> _Exercise prompt_
Where a line of the records holds the string "role", copy that line.

Interface dataset entries:
* * * * * * * * *

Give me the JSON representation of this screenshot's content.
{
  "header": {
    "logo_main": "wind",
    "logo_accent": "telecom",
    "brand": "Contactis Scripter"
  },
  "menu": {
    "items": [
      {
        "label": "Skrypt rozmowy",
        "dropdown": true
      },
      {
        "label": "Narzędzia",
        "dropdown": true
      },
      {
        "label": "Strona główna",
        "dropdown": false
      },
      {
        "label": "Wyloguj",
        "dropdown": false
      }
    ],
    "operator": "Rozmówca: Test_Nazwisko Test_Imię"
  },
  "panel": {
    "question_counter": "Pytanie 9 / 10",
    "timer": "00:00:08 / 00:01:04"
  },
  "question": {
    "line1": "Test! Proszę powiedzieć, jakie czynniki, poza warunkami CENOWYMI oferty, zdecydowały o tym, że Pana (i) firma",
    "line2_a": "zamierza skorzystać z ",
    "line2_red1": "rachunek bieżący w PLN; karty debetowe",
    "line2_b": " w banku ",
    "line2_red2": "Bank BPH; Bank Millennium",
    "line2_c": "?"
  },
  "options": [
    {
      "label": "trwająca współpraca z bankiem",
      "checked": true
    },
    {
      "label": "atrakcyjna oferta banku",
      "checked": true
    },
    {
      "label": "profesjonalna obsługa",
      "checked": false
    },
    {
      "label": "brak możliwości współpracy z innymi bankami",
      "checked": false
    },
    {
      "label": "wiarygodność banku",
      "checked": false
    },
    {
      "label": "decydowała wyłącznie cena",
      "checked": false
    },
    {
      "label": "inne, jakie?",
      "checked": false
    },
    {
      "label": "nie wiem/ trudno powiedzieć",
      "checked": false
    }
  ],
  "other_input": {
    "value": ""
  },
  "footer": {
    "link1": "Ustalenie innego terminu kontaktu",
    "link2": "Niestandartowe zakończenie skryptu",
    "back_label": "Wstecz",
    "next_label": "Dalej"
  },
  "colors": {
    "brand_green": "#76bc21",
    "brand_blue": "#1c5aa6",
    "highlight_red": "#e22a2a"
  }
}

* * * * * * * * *

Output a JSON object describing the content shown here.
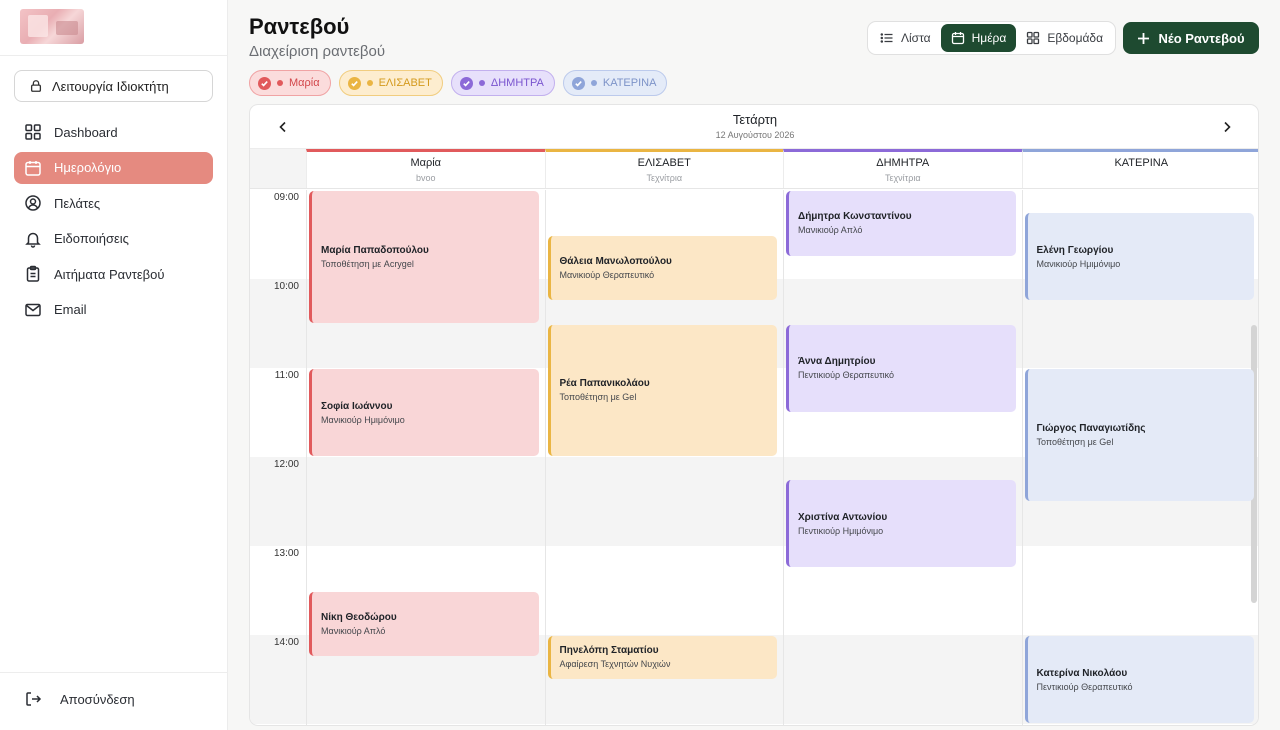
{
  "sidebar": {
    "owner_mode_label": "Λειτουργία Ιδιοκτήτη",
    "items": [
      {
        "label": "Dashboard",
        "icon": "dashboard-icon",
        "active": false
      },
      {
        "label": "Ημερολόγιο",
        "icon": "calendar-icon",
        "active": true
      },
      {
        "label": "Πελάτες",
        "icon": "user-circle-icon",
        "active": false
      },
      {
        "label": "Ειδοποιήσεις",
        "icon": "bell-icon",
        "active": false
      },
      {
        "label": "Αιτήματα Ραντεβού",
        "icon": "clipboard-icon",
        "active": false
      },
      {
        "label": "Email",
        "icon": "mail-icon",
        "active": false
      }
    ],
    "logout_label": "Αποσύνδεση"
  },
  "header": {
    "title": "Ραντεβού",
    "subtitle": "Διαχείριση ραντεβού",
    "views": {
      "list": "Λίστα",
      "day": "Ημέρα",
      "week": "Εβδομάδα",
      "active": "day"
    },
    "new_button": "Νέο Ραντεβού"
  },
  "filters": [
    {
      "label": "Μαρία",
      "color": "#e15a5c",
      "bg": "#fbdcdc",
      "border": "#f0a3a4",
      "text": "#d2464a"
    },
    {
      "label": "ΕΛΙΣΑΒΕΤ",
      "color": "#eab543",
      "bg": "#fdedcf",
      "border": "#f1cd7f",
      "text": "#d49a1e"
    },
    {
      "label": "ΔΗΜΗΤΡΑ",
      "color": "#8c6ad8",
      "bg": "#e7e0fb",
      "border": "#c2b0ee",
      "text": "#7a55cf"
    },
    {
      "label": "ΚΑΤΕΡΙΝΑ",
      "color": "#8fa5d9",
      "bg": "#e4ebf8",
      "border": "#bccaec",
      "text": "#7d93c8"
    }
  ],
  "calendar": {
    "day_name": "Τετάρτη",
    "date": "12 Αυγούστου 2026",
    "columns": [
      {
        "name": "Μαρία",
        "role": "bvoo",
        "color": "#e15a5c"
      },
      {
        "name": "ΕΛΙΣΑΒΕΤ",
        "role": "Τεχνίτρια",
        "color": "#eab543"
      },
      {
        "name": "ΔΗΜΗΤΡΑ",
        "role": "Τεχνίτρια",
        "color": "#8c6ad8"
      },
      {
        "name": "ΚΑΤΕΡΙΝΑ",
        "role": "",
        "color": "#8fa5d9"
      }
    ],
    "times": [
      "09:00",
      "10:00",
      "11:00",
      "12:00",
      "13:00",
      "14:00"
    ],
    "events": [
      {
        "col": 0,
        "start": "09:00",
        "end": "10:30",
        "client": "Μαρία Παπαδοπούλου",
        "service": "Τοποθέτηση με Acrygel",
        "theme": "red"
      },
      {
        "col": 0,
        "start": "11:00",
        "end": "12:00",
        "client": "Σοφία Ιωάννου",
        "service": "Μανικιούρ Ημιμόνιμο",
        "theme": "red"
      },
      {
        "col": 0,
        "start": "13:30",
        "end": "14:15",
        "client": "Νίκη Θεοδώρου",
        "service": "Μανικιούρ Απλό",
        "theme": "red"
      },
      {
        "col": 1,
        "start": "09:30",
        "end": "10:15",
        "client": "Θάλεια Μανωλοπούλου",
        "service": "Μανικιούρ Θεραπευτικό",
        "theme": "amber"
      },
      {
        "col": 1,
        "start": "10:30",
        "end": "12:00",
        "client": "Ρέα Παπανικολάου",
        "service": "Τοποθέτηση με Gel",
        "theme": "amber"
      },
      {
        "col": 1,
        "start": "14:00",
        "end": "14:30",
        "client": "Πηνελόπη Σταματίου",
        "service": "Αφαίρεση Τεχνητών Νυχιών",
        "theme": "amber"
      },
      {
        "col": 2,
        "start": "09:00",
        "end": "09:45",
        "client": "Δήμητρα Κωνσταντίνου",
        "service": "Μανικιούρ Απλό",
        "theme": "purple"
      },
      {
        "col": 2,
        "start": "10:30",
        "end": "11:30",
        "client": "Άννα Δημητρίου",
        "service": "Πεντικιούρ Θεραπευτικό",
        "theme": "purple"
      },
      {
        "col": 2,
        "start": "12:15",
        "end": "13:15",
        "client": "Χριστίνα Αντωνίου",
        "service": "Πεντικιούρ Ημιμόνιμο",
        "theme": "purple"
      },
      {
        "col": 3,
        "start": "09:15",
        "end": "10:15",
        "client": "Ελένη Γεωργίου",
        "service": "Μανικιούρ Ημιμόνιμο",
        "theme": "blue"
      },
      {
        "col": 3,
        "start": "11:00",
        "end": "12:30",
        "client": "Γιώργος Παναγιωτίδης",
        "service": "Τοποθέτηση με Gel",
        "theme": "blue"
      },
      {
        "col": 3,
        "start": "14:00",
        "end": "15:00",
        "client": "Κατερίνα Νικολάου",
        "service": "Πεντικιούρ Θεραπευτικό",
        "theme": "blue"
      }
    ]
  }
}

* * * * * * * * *

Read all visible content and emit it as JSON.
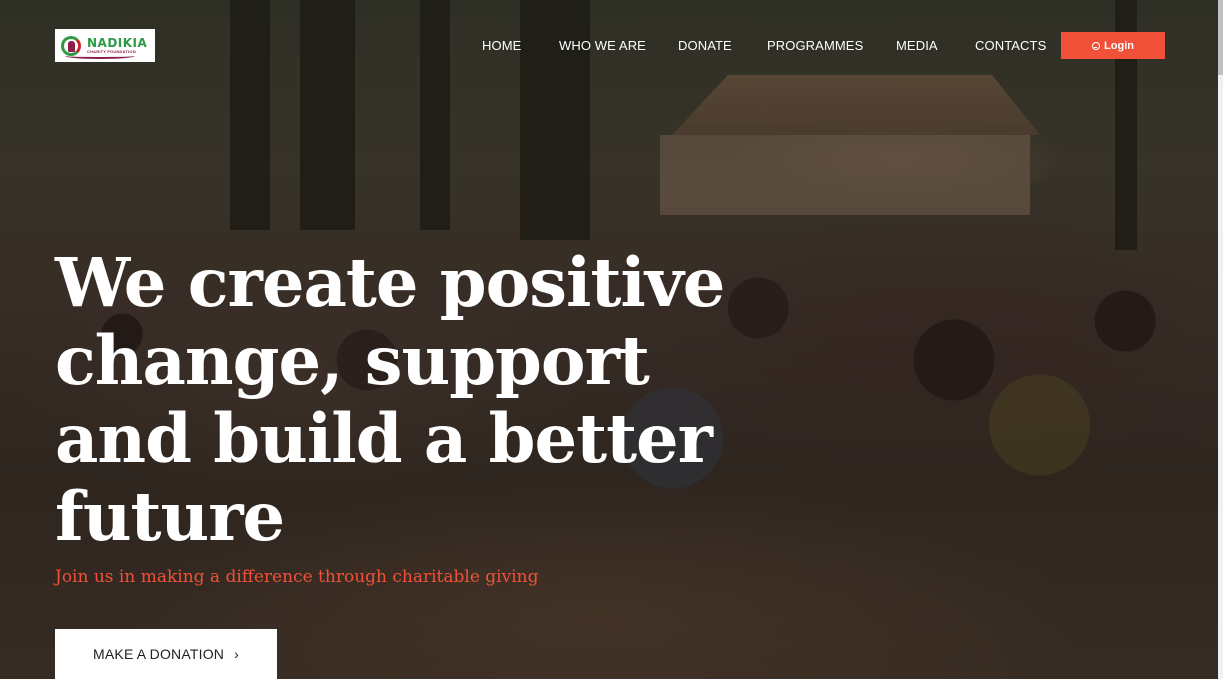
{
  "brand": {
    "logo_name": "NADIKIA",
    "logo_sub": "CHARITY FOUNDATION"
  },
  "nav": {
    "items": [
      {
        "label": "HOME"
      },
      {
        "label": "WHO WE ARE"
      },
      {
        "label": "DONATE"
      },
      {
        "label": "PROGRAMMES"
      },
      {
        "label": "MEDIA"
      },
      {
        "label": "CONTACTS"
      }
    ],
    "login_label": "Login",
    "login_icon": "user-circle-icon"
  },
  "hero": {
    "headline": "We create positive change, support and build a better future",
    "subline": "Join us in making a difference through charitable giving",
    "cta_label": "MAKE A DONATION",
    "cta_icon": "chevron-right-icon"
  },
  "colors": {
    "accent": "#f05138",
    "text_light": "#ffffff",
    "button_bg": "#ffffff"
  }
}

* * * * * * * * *

> _Your response_
        "role": "bvoo",
        "role": "Τεχνίτρια",
        "role": "Τεχνίτρια",
        "role": "",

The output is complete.